WHAT TO DO:
Word for word, restate every entry shown below.

ENTRIES SUPPLIED:
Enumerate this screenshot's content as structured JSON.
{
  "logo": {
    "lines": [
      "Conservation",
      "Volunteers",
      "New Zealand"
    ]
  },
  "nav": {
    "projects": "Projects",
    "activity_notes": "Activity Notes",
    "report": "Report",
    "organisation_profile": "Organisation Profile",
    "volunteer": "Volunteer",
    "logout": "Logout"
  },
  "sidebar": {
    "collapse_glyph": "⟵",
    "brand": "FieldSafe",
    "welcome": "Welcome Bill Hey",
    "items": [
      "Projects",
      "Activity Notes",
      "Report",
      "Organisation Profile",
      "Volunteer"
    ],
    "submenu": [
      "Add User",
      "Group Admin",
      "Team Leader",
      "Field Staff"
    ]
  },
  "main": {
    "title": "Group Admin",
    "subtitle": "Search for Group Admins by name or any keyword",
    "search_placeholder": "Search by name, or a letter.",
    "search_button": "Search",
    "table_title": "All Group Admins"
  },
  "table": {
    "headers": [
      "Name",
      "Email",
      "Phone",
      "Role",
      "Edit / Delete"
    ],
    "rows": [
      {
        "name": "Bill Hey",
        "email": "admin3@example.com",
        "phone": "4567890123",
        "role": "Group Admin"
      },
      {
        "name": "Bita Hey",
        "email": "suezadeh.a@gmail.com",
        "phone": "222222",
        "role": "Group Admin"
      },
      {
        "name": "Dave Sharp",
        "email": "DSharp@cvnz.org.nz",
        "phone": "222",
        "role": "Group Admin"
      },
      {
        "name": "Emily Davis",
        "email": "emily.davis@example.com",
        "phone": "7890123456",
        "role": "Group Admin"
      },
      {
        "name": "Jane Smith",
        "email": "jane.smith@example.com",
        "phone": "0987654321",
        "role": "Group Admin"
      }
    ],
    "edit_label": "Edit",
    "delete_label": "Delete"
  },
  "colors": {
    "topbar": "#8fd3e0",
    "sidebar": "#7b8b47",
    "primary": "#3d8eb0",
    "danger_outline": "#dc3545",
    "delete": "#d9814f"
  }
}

YOUR RESPONSE:
Enumerate this screenshot's content as structured JSON.
{
  "logo": {
    "lines": [
      "Conservation",
      "Volunteers",
      "New Zealand"
    ]
  },
  "nav": {
    "projects": "Projects",
    "activity_notes": "Activity Notes",
    "report": "Report",
    "organisation_profile": "Organisation Profile",
    "volunteer": "Volunteer",
    "logout": "Logout"
  },
  "sidebar": {
    "collapse_glyph": "⟵",
    "brand": "FieldSafe",
    "welcome": "Welcome Bill Hey",
    "items": [
      "Projects",
      "Activity Notes",
      "Report",
      "Organisation Profile",
      "Volunteer"
    ],
    "submenu": [
      "Add User",
      "Group Admin",
      "Team Leader",
      "Field Staff"
    ]
  },
  "main": {
    "title": "Group Admin",
    "subtitle": "Search for Group Admins by name or any keyword",
    "search_placeholder": "Search by name, or a letter.",
    "search_button": "Search",
    "table_title": "All Group Admins"
  },
  "table": {
    "headers": [
      "Name",
      "Email",
      "Phone",
      "Role",
      "Edit / Delete"
    ],
    "rows": [
      {
        "name": "Bill Hey",
        "email": "admin3@example.com",
        "phone": "4567890123",
        "role": "Group Admin"
      },
      {
        "name": "Bita Hey",
        "email": "suezadeh.a@gmail.com",
        "phone": "222222",
        "role": "Group Admin"
      },
      {
        "name": "Dave Sharp",
        "email": "DSharp@cvnz.org.nz",
        "phone": "222",
        "role": "Group Admin"
      },
      {
        "name": "Emily Davis",
        "email": "emily.davis@example.com",
        "phone": "7890123456",
        "role": "Group Admin"
      },
      {
        "name": "Jane Smith",
        "email": "jane.smith@example.com",
        "phone": "0987654321",
        "role": "Group Admin"
      }
    ],
    "edit_label": "Edit",
    "delete_label": "Delete"
  },
  "colors": {
    "topbar": "#8fd3e0",
    "sidebar": "#7b8b47",
    "primary": "#3d8eb0",
    "danger_outline": "#dc3545",
    "delete": "#d9814f"
  }
}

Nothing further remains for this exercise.